Multitasking grandmaster takes Laurier to chess school
Mark Bluvshtein is not the average chess player. The 22-year-old international grandmaster recently played – and defeated – 32 opponents simultaneously at a Laurier demonstration event held in celebration of the university’s centennial. The event was organized by Hasan Shodiev, a lab coordinator in Laurier’s Department of Physics and Computer Science.
For the average chess player, each and every game is an occasion of intense stress and borderline desperation – of striving to see just one more move ahead while avoiding head-slapping mistakes. Mark Bluvshtein is not the average chess player. The 22-year-old international grandmaster recently played – and defeated – 32 opponents simultaneously at a Laurier demonstration event held in celebration of the university’s centennial.
“This is fun because it’s more relaxing than a tournament,” Bluvshtein said while sizing up the competition before the contest, which took place in the Science Building Atrium. “Everyone looks feisty,” he added, seeming pleased.
The event was organized by Hasan Shodiev, a lab coordinator in Laurier’s Department of Physics and Computer Science and a passionate advocate for the game.

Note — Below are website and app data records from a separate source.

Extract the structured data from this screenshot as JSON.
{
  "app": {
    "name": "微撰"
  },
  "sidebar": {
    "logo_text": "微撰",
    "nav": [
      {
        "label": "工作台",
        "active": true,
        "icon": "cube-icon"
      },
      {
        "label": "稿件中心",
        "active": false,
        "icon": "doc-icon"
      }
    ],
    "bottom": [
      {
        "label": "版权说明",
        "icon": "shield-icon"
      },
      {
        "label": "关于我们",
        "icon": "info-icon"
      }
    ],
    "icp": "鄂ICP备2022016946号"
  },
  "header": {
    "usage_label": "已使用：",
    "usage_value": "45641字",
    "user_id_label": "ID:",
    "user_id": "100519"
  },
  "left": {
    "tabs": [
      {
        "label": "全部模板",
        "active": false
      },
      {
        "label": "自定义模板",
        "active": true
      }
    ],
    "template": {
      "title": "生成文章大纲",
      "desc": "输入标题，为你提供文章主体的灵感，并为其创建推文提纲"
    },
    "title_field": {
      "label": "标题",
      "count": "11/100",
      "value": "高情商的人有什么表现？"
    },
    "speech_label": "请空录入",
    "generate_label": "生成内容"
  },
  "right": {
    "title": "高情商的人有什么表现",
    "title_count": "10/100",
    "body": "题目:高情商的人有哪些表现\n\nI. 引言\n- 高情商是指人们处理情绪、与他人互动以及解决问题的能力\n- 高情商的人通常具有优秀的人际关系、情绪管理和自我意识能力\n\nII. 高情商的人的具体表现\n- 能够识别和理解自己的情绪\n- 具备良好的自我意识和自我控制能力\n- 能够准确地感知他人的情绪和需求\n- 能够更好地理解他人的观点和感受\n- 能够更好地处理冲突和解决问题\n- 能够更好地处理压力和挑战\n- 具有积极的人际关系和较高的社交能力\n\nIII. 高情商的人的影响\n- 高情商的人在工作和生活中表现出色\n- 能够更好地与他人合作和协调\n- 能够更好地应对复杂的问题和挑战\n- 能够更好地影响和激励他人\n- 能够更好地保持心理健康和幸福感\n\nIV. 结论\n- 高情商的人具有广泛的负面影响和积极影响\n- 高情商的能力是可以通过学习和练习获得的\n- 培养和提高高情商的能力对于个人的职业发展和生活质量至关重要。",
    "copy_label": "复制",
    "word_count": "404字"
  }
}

“Regular chess training develops skills related to critical thinking and also complex reasoning and communication,” he said. “We don’t need robots, we need creative people for today’s society. It’s exactly what we’re trying to teach at the university.” As the contest got underway, it was clear that Bluvshtein does not adhere to the Bobby Fisher stereotype of the nerdy, antisocial chess prodigy. Dressed in a rakish summer suit, he strode calmly from board to board, pausing now and then to chat with players and spectators along the way. Not that he wasn’t also brutally efficient. As he moved a piece on one board, usually within a few seconds of arriving, his head was often already turned to study the position on the next board. Cameron Davidson-Pilon, a fourth-year math major, had set himself the goal of getting the grandmaster into check at least once, but he was soon withering under his opponent’s attacks. “I could take hours at this game to make one move, and it would seem redundant after his next move,” he said. Forty minutes or so into his game, Davidson-Pilon succumbed. Did he achieve his goal of putting the grandmaster in check? “That was not accomplished, unfortunately.” As play progressed into the mid- and end-games, Bluvshtein sometimes lingered to study a position in detail before acting. “He’s stalled here a bit longer than some other games, so it means he had a decision to make,” said Hazel Smith, a Laurier business student and vice-president of the chess club, as the grandmaster stepped back to contemplate a move. “In simuls you really have to allocate your time to the key moves and dangerous players.” Smith is herself an accomplished master of the game. A former member of Canada’s Chess Olympics team, she is one of the five or so best female players in the country, by Bluvshtein’s estimation. Several of the challengers managed to put up strong fights, he said. Foremost among those was one Laurier undergraduate who was able to put him in a dangerous position during their endgame. The grandmaster fought his way back, however, eventually bedeviling his opponent with a show of false weakness that lured him into overextending himself. “I spent a lot more time in that game than other games, because I knew it would take a lot more energy,” Bluvshtein said. “That was the game with the most concern.” After about two hours, chemistry Professor Vladimir Katiev was the last player still at his board. He played a “position game,” focusing on building a strong, mutually protective structure of pieces on the board as the grandmaster pummelled him with attacks. When Katiev resigned, Bluvshtein had two bishops to the former’s bishop and knight, a slightly inferior combination that spelled doom at the hands of a high-calibre player. “It just flew by,” the grandmaster said, after the event’s conclusion. “I was so zoned in that I didn’t notice it was coming to an end. Suddenly there were only two players left.” He said he had enjoyed himself, and that the event was a nice break from the rigors of tournament play, where the smallest mistake can be fatal and where single games sometimes drag on for hours. “I had a game in Moscow that went almost seven hours,” he said. “It was a draw, but at least I didn’t lose. Playing for seven hours and losing – there’s not a lot of worse things than that in chess."